- _BRIEF_:
Write out the lines of the records from the one containing "Convert this screenshot" to the very last, keeping each exactly as it is.

[Extracted data entries]
↓↓↓
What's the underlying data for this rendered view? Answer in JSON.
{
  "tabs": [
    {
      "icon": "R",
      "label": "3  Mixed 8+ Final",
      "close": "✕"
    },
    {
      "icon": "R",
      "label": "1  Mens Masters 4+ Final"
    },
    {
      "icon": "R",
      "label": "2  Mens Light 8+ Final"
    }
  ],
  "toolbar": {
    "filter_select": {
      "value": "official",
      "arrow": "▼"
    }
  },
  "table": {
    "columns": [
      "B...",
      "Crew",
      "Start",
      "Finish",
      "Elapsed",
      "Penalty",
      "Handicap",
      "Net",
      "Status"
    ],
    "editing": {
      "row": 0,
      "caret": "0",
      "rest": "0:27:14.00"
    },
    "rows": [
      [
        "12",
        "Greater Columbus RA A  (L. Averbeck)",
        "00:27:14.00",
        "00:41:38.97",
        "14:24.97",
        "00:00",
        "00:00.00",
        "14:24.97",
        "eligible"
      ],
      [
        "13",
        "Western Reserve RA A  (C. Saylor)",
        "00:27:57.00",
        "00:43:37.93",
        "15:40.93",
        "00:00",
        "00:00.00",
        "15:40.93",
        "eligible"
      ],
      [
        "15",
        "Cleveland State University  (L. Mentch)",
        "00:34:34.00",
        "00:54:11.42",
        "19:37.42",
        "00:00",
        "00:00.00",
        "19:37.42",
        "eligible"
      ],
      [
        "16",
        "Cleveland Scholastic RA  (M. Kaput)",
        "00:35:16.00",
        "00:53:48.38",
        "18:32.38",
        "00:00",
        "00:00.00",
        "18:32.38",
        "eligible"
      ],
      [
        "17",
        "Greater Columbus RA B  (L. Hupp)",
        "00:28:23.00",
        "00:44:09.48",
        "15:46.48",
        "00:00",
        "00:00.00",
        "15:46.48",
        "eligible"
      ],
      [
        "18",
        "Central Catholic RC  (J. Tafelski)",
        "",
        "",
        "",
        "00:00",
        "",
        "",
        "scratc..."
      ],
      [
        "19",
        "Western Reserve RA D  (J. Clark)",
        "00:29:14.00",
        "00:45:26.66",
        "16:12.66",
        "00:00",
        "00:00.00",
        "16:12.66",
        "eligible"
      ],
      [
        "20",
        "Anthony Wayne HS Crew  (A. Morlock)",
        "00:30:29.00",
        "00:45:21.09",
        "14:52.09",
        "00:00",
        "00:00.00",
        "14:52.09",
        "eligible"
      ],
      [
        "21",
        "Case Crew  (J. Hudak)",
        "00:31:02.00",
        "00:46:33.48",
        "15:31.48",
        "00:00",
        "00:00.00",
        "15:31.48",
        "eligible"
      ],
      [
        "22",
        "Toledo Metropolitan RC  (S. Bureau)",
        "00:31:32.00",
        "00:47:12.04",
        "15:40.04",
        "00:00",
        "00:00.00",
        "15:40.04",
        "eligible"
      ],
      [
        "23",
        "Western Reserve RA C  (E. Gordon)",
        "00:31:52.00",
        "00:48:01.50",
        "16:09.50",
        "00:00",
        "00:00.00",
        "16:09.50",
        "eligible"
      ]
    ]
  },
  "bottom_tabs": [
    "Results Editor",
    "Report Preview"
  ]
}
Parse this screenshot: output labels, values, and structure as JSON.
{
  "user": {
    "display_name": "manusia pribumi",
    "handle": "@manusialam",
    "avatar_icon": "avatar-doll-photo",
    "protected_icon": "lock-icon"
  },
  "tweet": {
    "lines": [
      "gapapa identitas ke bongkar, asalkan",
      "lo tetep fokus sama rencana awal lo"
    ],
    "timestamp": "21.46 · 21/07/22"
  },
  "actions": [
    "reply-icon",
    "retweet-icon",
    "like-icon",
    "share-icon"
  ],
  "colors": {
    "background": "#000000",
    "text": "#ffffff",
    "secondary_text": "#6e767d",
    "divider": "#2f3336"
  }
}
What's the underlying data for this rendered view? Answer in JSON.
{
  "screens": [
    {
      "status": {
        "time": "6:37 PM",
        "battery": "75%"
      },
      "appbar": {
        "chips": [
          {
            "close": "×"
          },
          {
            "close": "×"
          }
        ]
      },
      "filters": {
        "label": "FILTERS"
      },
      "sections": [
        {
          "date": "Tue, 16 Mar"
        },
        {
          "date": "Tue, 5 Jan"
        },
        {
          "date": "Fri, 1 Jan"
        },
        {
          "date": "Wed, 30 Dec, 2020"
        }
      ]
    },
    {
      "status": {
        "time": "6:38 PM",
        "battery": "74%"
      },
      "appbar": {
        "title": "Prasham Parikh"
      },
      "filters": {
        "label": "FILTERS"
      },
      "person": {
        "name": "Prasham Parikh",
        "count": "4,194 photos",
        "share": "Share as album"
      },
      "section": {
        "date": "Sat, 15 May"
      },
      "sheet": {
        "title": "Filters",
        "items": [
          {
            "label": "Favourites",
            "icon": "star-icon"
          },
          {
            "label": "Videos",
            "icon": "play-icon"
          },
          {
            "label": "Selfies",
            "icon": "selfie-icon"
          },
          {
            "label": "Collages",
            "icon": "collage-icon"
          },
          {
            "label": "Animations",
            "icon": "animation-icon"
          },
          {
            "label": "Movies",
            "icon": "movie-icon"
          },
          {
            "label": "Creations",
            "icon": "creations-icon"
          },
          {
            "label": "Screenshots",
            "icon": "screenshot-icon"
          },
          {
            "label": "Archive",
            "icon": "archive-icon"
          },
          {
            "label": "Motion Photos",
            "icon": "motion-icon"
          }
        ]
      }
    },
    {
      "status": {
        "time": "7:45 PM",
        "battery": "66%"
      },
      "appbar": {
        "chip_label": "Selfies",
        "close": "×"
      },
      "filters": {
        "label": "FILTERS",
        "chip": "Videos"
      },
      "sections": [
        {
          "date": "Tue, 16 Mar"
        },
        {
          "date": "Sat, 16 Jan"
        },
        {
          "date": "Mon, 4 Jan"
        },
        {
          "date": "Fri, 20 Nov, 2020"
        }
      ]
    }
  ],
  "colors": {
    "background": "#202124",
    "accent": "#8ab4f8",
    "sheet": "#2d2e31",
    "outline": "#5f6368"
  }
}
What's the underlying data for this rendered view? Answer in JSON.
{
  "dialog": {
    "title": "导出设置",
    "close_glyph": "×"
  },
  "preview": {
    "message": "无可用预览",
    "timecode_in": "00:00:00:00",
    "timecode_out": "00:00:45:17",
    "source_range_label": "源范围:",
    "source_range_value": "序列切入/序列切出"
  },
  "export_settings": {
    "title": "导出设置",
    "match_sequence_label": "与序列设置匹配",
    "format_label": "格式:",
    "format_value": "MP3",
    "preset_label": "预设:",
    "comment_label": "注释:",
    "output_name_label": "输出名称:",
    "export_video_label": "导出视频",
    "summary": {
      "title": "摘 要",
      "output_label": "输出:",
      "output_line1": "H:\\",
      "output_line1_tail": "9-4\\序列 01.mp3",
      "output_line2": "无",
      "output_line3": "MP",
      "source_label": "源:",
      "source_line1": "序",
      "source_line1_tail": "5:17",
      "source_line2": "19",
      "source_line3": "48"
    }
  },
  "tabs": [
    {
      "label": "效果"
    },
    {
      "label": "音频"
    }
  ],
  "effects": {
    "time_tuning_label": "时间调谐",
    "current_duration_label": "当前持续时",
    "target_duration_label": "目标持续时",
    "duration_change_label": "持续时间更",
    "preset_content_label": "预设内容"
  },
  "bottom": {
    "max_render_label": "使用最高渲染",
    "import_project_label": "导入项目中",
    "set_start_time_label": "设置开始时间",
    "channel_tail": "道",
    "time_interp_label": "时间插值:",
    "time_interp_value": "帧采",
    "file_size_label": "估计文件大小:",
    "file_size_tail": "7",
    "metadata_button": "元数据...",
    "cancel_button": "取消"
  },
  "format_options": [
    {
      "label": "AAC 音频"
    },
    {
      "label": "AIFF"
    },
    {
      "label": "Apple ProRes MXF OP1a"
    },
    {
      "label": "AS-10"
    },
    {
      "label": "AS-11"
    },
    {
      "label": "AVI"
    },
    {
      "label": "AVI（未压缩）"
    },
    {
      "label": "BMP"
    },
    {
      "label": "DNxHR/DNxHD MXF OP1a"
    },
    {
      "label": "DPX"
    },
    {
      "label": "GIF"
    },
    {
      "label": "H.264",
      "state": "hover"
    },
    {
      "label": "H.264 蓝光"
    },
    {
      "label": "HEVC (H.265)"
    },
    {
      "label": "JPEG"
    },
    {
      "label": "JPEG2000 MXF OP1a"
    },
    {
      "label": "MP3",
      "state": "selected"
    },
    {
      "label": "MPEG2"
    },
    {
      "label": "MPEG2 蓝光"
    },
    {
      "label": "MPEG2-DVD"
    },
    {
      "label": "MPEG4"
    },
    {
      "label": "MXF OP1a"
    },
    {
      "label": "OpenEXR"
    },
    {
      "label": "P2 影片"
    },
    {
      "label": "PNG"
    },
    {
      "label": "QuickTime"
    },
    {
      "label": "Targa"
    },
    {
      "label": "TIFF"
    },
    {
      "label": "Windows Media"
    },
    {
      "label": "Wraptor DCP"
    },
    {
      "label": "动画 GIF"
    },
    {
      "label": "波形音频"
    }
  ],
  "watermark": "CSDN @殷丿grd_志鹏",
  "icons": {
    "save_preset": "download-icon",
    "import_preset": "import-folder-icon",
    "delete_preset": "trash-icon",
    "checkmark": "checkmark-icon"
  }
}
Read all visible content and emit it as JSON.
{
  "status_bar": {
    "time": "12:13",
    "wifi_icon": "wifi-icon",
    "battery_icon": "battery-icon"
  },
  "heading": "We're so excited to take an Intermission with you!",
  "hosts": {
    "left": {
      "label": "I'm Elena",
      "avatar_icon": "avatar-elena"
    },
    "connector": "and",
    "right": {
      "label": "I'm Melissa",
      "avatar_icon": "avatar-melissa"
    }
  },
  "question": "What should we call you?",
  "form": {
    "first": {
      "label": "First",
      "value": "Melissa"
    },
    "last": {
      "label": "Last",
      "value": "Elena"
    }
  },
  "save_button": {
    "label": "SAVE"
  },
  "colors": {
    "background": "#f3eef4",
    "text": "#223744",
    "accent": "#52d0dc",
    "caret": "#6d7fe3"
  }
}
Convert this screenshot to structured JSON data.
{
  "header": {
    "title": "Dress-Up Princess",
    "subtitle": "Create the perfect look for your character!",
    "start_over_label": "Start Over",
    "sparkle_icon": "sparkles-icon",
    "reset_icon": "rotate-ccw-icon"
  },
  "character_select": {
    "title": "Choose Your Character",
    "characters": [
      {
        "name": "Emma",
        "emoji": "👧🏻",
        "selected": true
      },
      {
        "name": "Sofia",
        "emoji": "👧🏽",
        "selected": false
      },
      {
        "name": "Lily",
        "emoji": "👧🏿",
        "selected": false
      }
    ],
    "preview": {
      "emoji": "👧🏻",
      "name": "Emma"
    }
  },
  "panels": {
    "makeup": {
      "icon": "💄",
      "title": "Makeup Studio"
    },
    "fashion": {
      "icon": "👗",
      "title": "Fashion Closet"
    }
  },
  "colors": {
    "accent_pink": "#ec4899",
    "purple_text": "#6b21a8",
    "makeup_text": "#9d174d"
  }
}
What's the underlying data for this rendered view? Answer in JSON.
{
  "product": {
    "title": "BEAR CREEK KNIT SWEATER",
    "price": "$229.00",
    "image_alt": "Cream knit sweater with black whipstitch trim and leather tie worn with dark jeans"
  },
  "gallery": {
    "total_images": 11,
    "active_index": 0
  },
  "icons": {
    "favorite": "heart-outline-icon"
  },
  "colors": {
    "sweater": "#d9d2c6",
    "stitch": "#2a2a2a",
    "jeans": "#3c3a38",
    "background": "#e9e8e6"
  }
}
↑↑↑
- _YOUR RESPONSE_:
Convert this screenshot to structured JSON data.
{
  "header": {
    "title": "Dress-Up Princess",
    "subtitle": "Create the perfect look for your character!",
    "start_over_label": "Start Over",
    "sparkle_icon": "sparkles-icon",
    "reset_icon": "rotate-ccw-icon"
  },
  "character_select": {
    "title": "Choose Your Character",
    "characters": [
      {
        "name": "Emma",
        "emoji": "👧🏻",
        "selected": true
      },
      {
        "name": "Sofia",
        "emoji": "👧🏽",
        "selected": false
      },
      {
        "name": "Lily",
        "emoji": "👧🏿",
        "selected": false
      }
    ],
    "preview": {
      "emoji": "👧🏻",
      "name": "Emma"
    }
  },
  "panels": {
    "makeup": {
      "icon": "💄",
      "title": "Makeup Studio"
    },
    "fashion": {
      "icon": "👗",
      "title": "Fashion Closet"
    }
  },
  "colors": {
    "accent_pink": "#ec4899",
    "purple_text": "#6b21a8",
    "makeup_text": "#9d174d"
  }
}
What's the underlying data for this rendered view? Answer in JSON.
{
  "product": {
    "title": "BEAR CREEK KNIT SWEATER",
    "price": "$229.00",
    "image_alt": "Cream knit sweater with black whipstitch trim and leather tie worn with dark jeans"
  },
  "gallery": {
    "total_images": 11,
    "active_index": 0
  },
  "icons": {
    "favorite": "heart-outline-icon"
  },
  "colors": {
    "sweater": "#d9d2c6",
    "stitch": "#2a2a2a",
    "jeans": "#3c3a38",
    "background": "#e9e8e6"
  }
}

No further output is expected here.